    May 2014
  2. Agenda • Introductions • Aims of the day • Background

    to The GDE Matrix • The GDE Matrix • Educational Shifts (Coaching & CCL) • ADI Development • Q&A
  3. Aims • “What is The GDE Matrix?” • “Why is

    the Standards Check being introduced?” • “What should I do?”
  4. Gadget (1999) • Guarding Automobile Drivers through Guidance, Education and

    Technology • Research based on risk factors gleaned from novice driver accidents • The first report to identify Operational, Tactical and Strategic levels to driver behaviour (Engineering / Educate / Enforcement) • This research culminated in the development of the Goals for Driver Education (GDE) • Benchmarking highlights that most countries’ licencing systems only address the lower levels of the GDE
  5. The GDE Matrix

  6. MERIT (2005) • Minimum European Requirements for driver Instructor Training

    • “The goal of the MERIT project was to elaborate minimum European requirements for instructor training and testing” • “The GDE matrix (Goals for Driver Education) has been used as a basis for MERIT’s undertakings” • “The better qualified driving instructors are the more they can influence the later driving behaviour of their learner drivers.” • MERIT’s recommendations include training for driving instructors on the higher levels of the GDE matrix, and on a range of teaching methods, including coaching, to improve the effectiveness of driving tuition.
  7. Hermes (2010) • To create a short course for ADIs

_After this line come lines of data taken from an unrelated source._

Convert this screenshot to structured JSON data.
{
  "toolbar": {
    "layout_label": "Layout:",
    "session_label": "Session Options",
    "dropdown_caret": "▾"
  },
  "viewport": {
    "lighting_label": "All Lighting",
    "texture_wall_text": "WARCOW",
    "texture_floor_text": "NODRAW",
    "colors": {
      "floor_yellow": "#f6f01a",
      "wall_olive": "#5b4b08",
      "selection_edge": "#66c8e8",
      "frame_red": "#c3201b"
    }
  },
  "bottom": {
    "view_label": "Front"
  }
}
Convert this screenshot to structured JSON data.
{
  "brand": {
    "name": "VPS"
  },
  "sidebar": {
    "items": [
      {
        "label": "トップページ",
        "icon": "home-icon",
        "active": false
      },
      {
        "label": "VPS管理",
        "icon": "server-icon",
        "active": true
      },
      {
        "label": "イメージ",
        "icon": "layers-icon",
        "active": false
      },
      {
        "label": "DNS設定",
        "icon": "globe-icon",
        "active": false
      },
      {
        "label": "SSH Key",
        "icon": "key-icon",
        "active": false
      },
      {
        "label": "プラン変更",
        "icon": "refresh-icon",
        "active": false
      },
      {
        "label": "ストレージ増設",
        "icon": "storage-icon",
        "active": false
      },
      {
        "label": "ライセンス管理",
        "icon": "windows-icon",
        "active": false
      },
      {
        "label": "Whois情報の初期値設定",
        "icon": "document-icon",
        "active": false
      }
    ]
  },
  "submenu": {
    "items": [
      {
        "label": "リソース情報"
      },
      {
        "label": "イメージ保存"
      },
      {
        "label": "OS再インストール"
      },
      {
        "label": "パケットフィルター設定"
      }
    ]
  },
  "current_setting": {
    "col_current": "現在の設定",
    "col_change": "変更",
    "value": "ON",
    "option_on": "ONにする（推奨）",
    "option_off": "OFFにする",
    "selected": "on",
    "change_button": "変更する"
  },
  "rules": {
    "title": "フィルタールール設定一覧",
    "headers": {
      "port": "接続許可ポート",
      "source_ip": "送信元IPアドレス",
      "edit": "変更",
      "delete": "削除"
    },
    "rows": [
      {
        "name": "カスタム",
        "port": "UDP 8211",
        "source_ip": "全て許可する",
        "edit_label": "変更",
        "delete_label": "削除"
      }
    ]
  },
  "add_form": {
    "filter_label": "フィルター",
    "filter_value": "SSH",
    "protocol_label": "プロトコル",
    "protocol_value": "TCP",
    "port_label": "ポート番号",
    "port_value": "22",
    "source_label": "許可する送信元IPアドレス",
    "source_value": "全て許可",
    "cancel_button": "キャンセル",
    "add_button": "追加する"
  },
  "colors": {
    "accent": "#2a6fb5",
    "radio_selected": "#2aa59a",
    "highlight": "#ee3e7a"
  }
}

    to allow them to develop their coaching skills Hermes builds on previous studies which recognise the need for • Less reliance on short term instructional methods • More focus on preparing drivers for life after test • More focus on the higher levels of the GDE
  8. The extent to which you perceive you have control over

    the world. E.g. do you moderate your speed because there is a speed camera there and you have a fear of being caught; or, based on your assessment of risk? Slide re-produced with kind permission of Tri-Coaching Partnership. For more information ask about the BTEC Professional (Level 4) Award in Coaching for Driver Development Theory of Planned Behaviour By Ajzen and Fischbein Reflection – thinking about consequences Shared belief about right and wrong Behavioural Intentions Behaviour Perceived Behavioural Control Moral Climate Anticipated Regret
  9. Slide re-produced with kind permission of Tri-Coaching Partnership. For more

    information ask about the BTEC Professional (Level 4) Award in Coaching for Driver Development Theory of Planned Behaviour By Ajzen and Fischbein Attitude is a state of mind that is reinforced by experience. Attitudes may change based on experience and will be in accordance with beliefs. Attitude Subjective Norms Behavioural Intentions Behaviour Subjective norms are the results of social / cultural norms, which are an implicit set of rules by which we are expected to behave. These are the result of stereotypes and expectations which influence our behaviour.
  10. Level 4 (Lifestyle / Personality) • Goals for life and

    skills for living • Attitudes (EG to alcohol and driving, or personal use) • Beliefs and Feelings (Speed limits, car safety systems) • Importance of cars and driving to self image • Life style and social background • Theory of Planned Behaviour
  11. Level 3 (Strategic) • Goals and context of driving •

    Trip related goals • Why, where, when, with whom • Planning of driving route and driving time • Choice of driving state and driving company • These goals and considerations can depend on Level 4 preconditions • “Thoughts, feelings or behaviour of • individuals are influenced by the actual, imagined or implied presence of others". Allport (1985)
  12. Level 2 (Tactical) • Mastery of traffic situations • Knowledge

    of how to drive in certain traffic situations • Anticipate changes in traffic and adjust accordingly • Knowledge of rules • Hazard perception • Interaction with other road users • Choices here depend on Level 3 and 4 preconditions
  13. Level 1 (Operational) • Vehicle Manoeuvering • Driving • Braking

    • Mirrors • Appropriate gears • Seat belts • Other controls
  14. • Higher level goals and motives always override skills &

    considerations on lower levels! • Self assessment / reflection
  15. All Change • “The big challenge of coaching is to

    “lead the student out of the role of passive consumer and into the role of active producer” (Bartl).